What the exercise asks »
Gather up every line from the entries below that uses the word "极道剑尊".

Exercise data »
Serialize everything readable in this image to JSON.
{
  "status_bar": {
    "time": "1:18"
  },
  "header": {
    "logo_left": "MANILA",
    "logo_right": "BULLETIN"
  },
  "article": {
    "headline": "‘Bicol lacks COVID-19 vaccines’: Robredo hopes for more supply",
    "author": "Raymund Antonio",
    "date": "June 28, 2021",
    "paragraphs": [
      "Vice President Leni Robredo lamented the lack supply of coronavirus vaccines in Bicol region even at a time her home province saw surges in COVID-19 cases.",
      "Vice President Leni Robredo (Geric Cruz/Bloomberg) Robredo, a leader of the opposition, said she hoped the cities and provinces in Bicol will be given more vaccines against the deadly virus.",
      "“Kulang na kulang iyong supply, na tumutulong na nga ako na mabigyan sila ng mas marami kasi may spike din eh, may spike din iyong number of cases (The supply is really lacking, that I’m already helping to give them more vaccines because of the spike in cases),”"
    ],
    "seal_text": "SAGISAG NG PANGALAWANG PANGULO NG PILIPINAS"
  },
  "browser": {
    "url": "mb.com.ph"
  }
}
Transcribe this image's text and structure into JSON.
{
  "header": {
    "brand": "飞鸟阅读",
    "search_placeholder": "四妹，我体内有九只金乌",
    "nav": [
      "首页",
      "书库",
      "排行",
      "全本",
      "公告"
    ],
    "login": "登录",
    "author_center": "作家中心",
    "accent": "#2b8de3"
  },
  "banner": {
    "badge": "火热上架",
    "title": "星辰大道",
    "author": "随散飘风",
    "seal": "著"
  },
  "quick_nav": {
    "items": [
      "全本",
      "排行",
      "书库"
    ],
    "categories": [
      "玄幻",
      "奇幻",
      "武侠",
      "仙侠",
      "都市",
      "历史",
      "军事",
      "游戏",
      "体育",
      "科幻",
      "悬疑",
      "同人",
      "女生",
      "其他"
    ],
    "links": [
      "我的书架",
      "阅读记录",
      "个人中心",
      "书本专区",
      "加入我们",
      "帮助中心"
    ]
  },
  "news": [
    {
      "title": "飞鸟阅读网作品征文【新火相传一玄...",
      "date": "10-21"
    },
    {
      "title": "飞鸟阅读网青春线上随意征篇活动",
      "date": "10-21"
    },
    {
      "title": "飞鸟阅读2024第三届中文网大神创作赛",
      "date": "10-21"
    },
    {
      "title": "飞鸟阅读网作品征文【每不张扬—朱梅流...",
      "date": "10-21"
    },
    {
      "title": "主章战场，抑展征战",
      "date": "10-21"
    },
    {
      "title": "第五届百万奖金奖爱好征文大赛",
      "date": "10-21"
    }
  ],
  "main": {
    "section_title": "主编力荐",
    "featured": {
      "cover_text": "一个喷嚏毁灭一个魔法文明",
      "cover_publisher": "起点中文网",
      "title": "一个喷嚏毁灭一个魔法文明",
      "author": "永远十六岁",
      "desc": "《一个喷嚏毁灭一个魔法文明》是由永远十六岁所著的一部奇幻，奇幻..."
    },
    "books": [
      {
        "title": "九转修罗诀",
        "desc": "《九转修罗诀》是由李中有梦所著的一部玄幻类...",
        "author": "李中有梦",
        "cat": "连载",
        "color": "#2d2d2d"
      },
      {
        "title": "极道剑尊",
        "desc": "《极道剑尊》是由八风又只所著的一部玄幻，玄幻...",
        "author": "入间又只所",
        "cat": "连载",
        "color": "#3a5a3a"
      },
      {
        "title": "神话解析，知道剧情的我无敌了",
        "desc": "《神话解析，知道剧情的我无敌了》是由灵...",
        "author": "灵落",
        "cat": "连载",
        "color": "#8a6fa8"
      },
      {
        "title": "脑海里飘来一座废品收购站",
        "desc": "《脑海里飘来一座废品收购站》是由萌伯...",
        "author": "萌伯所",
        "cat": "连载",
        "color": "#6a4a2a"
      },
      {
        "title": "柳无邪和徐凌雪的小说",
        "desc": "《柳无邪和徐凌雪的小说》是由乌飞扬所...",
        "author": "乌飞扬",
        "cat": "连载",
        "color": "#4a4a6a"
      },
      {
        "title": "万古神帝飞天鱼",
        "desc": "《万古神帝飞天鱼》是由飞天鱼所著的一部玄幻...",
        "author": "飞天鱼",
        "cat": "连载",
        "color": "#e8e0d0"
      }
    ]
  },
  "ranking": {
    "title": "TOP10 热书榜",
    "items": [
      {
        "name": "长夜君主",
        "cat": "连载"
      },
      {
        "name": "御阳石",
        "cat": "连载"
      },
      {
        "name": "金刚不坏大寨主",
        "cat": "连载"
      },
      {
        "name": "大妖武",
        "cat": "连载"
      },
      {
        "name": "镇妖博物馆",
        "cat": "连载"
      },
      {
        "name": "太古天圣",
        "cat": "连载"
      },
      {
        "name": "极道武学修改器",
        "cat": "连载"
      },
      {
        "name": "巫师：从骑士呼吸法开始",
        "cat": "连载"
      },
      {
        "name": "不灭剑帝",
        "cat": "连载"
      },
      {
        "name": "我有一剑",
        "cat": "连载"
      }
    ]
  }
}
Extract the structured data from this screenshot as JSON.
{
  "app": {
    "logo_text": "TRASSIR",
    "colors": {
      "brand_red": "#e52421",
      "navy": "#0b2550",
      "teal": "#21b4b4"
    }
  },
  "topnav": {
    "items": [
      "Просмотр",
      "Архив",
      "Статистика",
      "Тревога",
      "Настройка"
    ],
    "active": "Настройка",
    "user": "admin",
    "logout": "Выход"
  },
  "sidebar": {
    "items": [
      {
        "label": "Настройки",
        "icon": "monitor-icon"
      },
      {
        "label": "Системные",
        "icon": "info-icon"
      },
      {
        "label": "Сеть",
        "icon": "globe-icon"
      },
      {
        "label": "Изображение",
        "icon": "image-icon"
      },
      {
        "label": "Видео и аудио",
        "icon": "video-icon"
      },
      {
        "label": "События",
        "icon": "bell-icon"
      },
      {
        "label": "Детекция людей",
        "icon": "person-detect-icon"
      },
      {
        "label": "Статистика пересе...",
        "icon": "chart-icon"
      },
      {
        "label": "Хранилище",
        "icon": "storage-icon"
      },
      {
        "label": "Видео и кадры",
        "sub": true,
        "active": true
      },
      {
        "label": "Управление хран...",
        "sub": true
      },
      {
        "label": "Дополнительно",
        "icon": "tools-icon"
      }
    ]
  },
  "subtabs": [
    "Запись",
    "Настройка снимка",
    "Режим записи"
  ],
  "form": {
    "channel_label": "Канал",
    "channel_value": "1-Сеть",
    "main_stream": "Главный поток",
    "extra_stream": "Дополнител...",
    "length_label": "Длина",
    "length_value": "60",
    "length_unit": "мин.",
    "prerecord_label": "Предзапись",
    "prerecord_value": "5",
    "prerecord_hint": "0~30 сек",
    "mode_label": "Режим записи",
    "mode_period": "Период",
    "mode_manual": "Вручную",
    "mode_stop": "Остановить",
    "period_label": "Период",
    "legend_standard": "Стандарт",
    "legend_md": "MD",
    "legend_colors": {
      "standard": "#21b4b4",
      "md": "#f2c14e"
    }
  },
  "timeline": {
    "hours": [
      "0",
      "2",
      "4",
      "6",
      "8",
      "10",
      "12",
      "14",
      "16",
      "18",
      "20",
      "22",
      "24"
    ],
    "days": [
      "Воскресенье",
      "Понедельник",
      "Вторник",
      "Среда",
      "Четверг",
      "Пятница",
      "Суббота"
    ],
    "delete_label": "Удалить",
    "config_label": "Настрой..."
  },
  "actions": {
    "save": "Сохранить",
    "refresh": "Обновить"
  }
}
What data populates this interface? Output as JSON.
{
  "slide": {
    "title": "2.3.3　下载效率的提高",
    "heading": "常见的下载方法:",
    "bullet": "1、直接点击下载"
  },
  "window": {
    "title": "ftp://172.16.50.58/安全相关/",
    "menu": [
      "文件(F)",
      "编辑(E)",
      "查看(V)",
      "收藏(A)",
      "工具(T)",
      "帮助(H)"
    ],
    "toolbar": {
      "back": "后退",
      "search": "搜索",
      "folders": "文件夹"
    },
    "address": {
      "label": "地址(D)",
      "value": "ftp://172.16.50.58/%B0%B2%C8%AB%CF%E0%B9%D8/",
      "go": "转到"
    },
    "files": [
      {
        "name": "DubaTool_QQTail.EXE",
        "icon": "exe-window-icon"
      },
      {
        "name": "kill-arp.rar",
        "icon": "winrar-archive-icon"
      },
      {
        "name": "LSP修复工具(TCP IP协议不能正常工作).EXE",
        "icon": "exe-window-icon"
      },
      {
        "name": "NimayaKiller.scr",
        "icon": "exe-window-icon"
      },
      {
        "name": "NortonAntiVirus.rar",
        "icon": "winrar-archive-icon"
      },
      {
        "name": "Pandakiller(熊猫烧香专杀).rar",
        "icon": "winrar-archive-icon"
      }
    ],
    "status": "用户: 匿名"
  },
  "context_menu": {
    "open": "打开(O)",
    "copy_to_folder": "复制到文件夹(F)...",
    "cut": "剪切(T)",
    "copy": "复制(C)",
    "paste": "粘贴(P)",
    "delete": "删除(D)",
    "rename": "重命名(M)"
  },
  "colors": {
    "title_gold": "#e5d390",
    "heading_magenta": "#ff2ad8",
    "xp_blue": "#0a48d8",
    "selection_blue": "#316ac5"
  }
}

Result for this exercise »
        "title": "极道剑尊",
        "desc": "《极道剑尊》是由八风又只所著的一部玄幻，玄幻...",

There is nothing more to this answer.